If you own Lululemon stock it's gut-check time. I certainly won't be buying. And if it doesn't weather this storm, which is only just beginning, it will be back to $5 as fast as you can say Chip Wilson. 

At the time of writing, Will Ashworth did not own any shares in any company mentioned in this article.

Related Articles
  1. Options & Futures

    Cyclical Versus Non-Cyclical Stocks

    Investing during an economic downturn simply means changing your focus. Discover the benefits of defensive stocks.
  2. Investing Basics

    How to Deduct Your Stock Losses

    Held onto a stock for too long? Selling at a loss is never ideal, but it is possible to minimize the damage. Here's how.
  3. Economics

    Is Wall Street Living in Denial?

    Will remaining calm and staying long present significant risks to your investment health?
  4. Stock Analysis

    When Will Dick's Sporting Goods Bounce Back? (DKS)

    Is DKS a bargain here?
  5. Investing News

    How AT&T Evolved into a Mobile Phone Giant

    A third of Americans use an AT&T mobile phone. How did it evolve from a state-sponsored monopoly, though antitrust and a technological revolution?
  6. Stock Analysis

    Home Depot: Can its Shares Continue Climbing?

    Home Depot has outperformed the market by a wide margin in the last 12 months. Is this sustainable?
  7. Stock Analysis

    Yelp: Can it Regain its Losses in 2016? (YELP)

    Yelp investors have had reason to be happy recently. Will the good spirits last?
  8. Stock Analysis

    Is Walmart's Rally Sustainable? (WMT)

    Walmart is enjoying a short-term rally. Is it sustainable? Is Amazon still a better bet?
  9. Investing Basics

    What are the fiduciary responsibilities of board members?

    Find out what fiduciary duties a board of directors owes to the company and its shareholders, including the duties of care, good faith and loyalty.
  10. Stock Analysis

    GoPro's Stock: Can it Fall Much Further? (GPRO)

    As a company that primarily sells discretionary products, GoPro and its potential falls right in line with consumer trends. Is that good or bad?
  1. How do dividends affect retained earnings?

    When a company issues a cash dividend to its shareholders, the retained earnings listed on the balance sheet are reduced ... Read Full Answer >>
  2. What is the difference between called-up share capital and paid-up share capital?

    The difference between called-up share capital and paid-up share capital is investors have already paid in full for paid-up ... Read Full Answer >>
  3. Why would a corporation issue convertible bonds?

    A convertible bond represents a hybrid security that has bond and equity features; this type of bond allows the conversion ... Read Full Answer >>
  4. How does additional paid in capital affect retained earnings?

    Both additional paid-in capital and retained earnings are entries under the shareholders' equity section of a company's balance ... Read Full Answer >>
  5. What types of capital are not considered share capital?

    The money a business uses to fund operations or growth is called capital, and there are a number of capital sources available. ... Read Full Answer >>
  6. What is the difference between issued share capital and subscribed share capital?

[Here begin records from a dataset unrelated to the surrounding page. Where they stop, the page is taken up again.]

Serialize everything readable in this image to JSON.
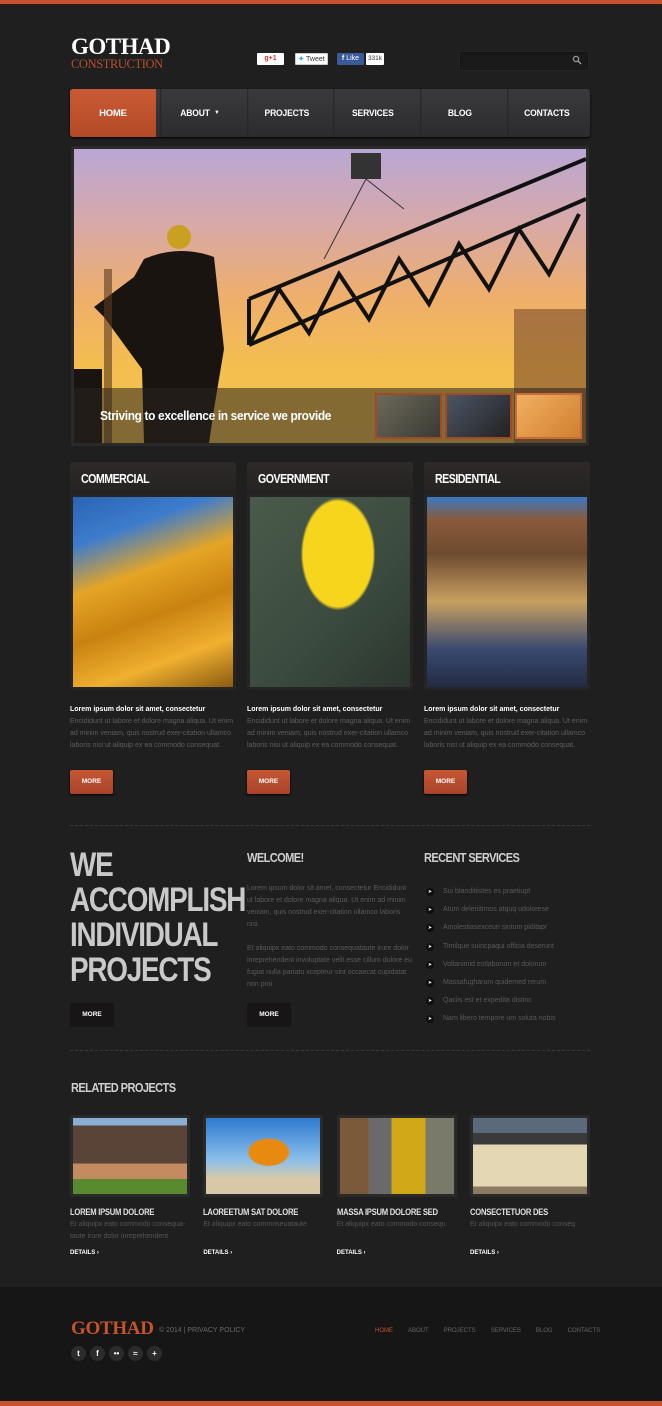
{
  "colors": {
    "accent": "#c4532e",
    "background": "#1f1f1f",
    "footer": "#161616"
  },
  "brand": {
    "name": "GOTHAD",
    "tagline": "CONSTRUCTION"
  },
  "social_share": {
    "gplus": "g+1",
    "tweet_icon": "twitter-bird",
    "tweet": "Tweet",
    "fb_like": "Like",
    "fb_count": "331k"
  },
  "search": {
    "placeholder": "",
    "value": "",
    "icon": "search-icon"
  },
  "nav": {
    "items": [
      {
        "label": "HOME",
        "active": true
      },
      {
        "label": "ABOUT",
        "has_dropdown": true
      },
      {
        "label": "PROJECTS"
      },
      {
        "label": "SERVICES"
      },
      {
        "label": "BLOG"
      },
      {
        "label": "CONTACTS"
      }
    ]
  },
  "slider": {
    "caption": "Striving to excellence in service we provide",
    "thumbnails": [
      "crane",
      "worker-on-phone",
      "worker-silhouette"
    ],
    "active_thumbnail": 3
  },
  "cards": [
    {
      "title": "COMMERCIAL",
      "lead": "Lorem ipsum dolor sit amet, consectetur",
      "text": "Encididunt ut labore et dolore magna aliqua. Ut enim ad minim veniam, quis nostrud exer-citation ullamco laboris nisi ut aliquip ex ea commodo consequat.",
      "button": "MORE"
    },
    {
      "title": "GOVERNMENT",
      "lead": "Lorem ipsum dolor sit amet, consectetur",
      "text": "Encididunt ut labore et dolore magna aliqua. Ut enim ad minim veniam, quis nostrud exer-citation ullamco laboris nisi ut aliquip ex ea commodo consequat.",
      "button": "MORE"
    },
    {
      "title": "RESIDENTIAL",
      "lead": "Lorem ipsum dolor sit amet, consectetur",
      "text": "Encididunt ut labore et dolore magna aliqua. Ut enim ad minim veniam, quis nostrud exer-citation ullamco laboris nisi ut aliquip ex ea commodo consequat.",
      "button": "MORE"
    }
  ],
  "promo": {
    "lines": [
      "WE",
      "ACCOMPLISH",
      "INDIVIDUAL",
      "PROJECTS"
    ],
    "button": "MORE"
  },
  "welcome": {
    "title": "WELCOME!",
    "p1": "Lorem ipsum dolor sit amet, consectetur Encididunt ut labore et dolore magna aliqua. Ut enim ad minim veniam, quis nostrud exer-citation ullamco laboris nisi.",
    "p2": "Et aliquipx eato commodo consequataute irure dolor inreprehendent involuptate velit esse cillum dolore eu fugiat nulla pariatu xcepteur sint occaecat cupidatat non proi",
    "button": "MORE"
  },
  "recent_services": {
    "title": "RECENT SERVICES",
    "items": [
      "Sui blanditiistes es praetiupt",
      "Atum delenitimos atquq udolorese",
      "Amolestiasexceuri sintum piditapr",
      "Timilque suincpaqui officia deserunt",
      "Vollanimid estlaborum et dolorum",
      "Massafugharum quidemed rerum",
      "Qaciis est et expedita distinc",
      "Nam libero tempore um soluta nobis"
    ]
  },
  "related": {
    "title": "RELATED PROJECTS",
    "items": [
      {
        "title": "LOREM IPSUM DOLORE",
        "text": "Et aliquipx eato commodo consequa-taute irure dolor inreprehendent",
        "link": "DETAILS ›"
      },
      {
        "title": "LAOREETUM SAT DOLORE",
        "text": "Et aliquipx eato commnseuataute",
        "link": "DETAILS ›"
      },
      {
        "title": "MASSA IPSUM DOLORE SED",
        "text": "Et aliquipx eato commodo consequ",
        "link": "DETAILS ›"
      },
      {
        "title": "CONSECTETUOR DES",
        "text": "Et aliquipx eato commodo conseq",
        "link": "DETAILS ›"
      }
    ]
  },
  "footer": {
    "logo": "GOTHAD",
    "copyright": "© 2014 | PRIVACY POLICY",
    "social": [
      "twitter-icon",
      "facebook-icon",
      "flickr-icon",
      "rss-icon",
      "plus-icon"
    ],
    "nav": [
      {
        "label": "HOME",
        "active": true
      },
      {
        "label": "ABOUT"
      },
      {
        "label": "PROJECTS"
      },
      {
        "label": "SERVICES"
      },
      {
        "label": "BLOG"
      },
      {
        "label": "CONTACTS"
      }
    ]
  }
}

    The difference between subscribed share capital and issued share capital is the former relates to the amount of stock for ... Read Full Answer >>

You May Also Like

Trading Center